_AIM OF THE EXERCISE_. Please copy out every line of the data word for word.

•••••

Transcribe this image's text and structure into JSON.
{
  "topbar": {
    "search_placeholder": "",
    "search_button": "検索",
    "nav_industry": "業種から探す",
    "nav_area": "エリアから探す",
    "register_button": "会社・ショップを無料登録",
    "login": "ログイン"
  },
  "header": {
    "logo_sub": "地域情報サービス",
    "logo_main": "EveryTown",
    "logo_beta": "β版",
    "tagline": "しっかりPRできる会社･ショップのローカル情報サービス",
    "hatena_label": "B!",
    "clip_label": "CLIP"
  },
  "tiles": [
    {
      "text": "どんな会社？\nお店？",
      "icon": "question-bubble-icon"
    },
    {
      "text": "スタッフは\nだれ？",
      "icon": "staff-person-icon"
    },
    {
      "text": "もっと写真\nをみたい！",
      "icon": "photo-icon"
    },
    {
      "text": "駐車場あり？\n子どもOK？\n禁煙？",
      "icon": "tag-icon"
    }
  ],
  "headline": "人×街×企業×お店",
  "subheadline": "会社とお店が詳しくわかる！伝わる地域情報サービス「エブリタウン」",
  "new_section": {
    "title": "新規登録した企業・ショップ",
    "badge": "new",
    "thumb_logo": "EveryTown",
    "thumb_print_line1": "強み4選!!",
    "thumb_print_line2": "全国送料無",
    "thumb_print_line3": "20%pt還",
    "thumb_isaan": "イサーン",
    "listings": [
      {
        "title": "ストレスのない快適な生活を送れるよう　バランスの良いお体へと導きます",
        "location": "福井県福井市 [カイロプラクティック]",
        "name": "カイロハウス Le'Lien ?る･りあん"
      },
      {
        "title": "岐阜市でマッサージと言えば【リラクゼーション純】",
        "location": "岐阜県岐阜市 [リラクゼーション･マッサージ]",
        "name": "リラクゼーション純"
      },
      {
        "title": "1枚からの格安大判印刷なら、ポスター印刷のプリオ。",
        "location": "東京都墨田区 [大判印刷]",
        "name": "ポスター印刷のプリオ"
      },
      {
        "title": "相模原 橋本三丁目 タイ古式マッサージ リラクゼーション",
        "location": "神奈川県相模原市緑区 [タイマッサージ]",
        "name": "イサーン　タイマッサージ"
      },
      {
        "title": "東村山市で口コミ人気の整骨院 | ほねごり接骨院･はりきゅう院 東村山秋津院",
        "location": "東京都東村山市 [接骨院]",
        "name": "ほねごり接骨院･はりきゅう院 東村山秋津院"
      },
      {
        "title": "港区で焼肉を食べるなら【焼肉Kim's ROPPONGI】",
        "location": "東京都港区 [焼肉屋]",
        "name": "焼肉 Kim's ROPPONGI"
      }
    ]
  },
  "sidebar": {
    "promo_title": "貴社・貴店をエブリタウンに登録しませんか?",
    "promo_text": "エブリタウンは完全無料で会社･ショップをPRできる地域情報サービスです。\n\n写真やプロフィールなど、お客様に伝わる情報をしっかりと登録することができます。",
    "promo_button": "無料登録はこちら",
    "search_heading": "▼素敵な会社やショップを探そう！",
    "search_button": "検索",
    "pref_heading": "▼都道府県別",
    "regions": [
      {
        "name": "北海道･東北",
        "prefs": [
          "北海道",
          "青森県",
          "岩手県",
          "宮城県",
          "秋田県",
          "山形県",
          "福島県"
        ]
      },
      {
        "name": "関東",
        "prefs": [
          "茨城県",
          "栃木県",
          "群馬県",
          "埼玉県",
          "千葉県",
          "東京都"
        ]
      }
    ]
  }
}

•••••

_ANSWER TO THIS EXERCISE_.
Transcribe this image's text and structure into JSON.
{
  "topbar": {
    "search_placeholder": "",
    "search_button": "検索",
    "nav_industry": "業種から探す",
    "nav_area": "エリアから探す",
    "register_button": "会社・ショップを無料登録",
    "login": "ログイン"
  },
  "header": {
    "logo_sub": "地域情報サービス",
    "logo_main": "EveryTown",
    "logo_beta": "β版",
    "tagline": "しっかりPRできる会社･ショップのローカル情報サービス",
    "hatena_label": "B!",
    "clip_label": "CLIP"
  },
  "tiles": [
    {
      "text": "どんな会社？\nお店？",
      "icon": "question-bubble-icon"
    },
    {
      "text": "スタッフは\nだれ？",
      "icon": "staff-person-icon"
    },
    {
      "text": "もっと写真\nをみたい！",
      "icon": "photo-icon"
    },
    {
      "text": "駐車場あり？\n子どもOK？\n禁煙？",
      "icon": "tag-icon"
    }
  ],
  "headline": "人×街×企業×お店",
  "subheadline": "会社とお店が詳しくわかる！伝わる地域情報サービス「エブリタウン」",
  "new_section": {
    "title": "新規登録した企業・ショップ",
    "badge": "new",
    "thumb_logo": "EveryTown",
    "thumb_print_line1": "強み4選!!",
    "thumb_print_line2": "全国送料無",
    "thumb_print_line3": "20%pt還",
    "thumb_isaan": "イサーン",
    "listings": [
      {
        "title": "ストレスのない快適な生活を送れるよう　バランスの良いお体へと導きます",
        "location": "福井県福井市 [カイロプラクティック]",
        "name": "カイロハウス Le'Lien ?る･りあん"
      },
      {
        "title": "岐阜市でマッサージと言えば【リラクゼーション純】",
        "location": "岐阜県岐阜市 [リラクゼーション･マッサージ]",
        "name": "リラクゼーション純"
      },
      {
        "title": "1枚からの格安大判印刷なら、ポスター印刷のプリオ。",
        "location": "東京都墨田区 [大判印刷]",
        "name": "ポスター印刷のプリオ"
      },
      {
        "title": "相模原 橋本三丁目 タイ古式マッサージ リラクゼーション",
        "location": "神奈川県相模原市緑区 [タイマッサージ]",
        "name": "イサーン　タイマッサージ"
      },
      {
        "title": "東村山市で口コミ人気の整骨院 | ほねごり接骨院･はりきゅう院 東村山秋津院",
        "location": "東京都東村山市 [接骨院]",
        "name": "ほねごり接骨院･はりきゅう院 東村山秋津院"
      },
      {
        "title": "港区で焼肉を食べるなら【焼肉Kim's ROPPONGI】",
        "location": "東京都港区 [焼肉屋]",
        "name": "焼肉 Kim's ROPPONGI"
      }
    ]
  },
  "sidebar": {
    "promo_title": "貴社・貴店をエブリタウンに登録しませんか?",
    "promo_text": "エブリタウンは完全無料で会社･ショップをPRできる地域情報サービスです。\n\n写真やプロフィールなど、お客様に伝わる情報をしっかりと登録することができます。",
    "promo_button": "無料登録はこちら",
    "search_heading": "▼素敵な会社やショップを探そう！",
    "search_button": "検索",
    "pref_heading": "▼都道府県別",
    "regions": [
      {
        "name": "北海道･東北",
        "prefs": [
          "北海道",
          "青森県",
          "岩手県",
          "宮城県",
          "秋田県",
          "山形県",
          "福島県"
        ]
      },
      {
        "name": "関東",
        "prefs": [
          "茨城県",
          "栃木県",
          "群馬県",
          "埼玉県",
          "千葉県",
          "東京都"
        ]
      }
    ]
  }
}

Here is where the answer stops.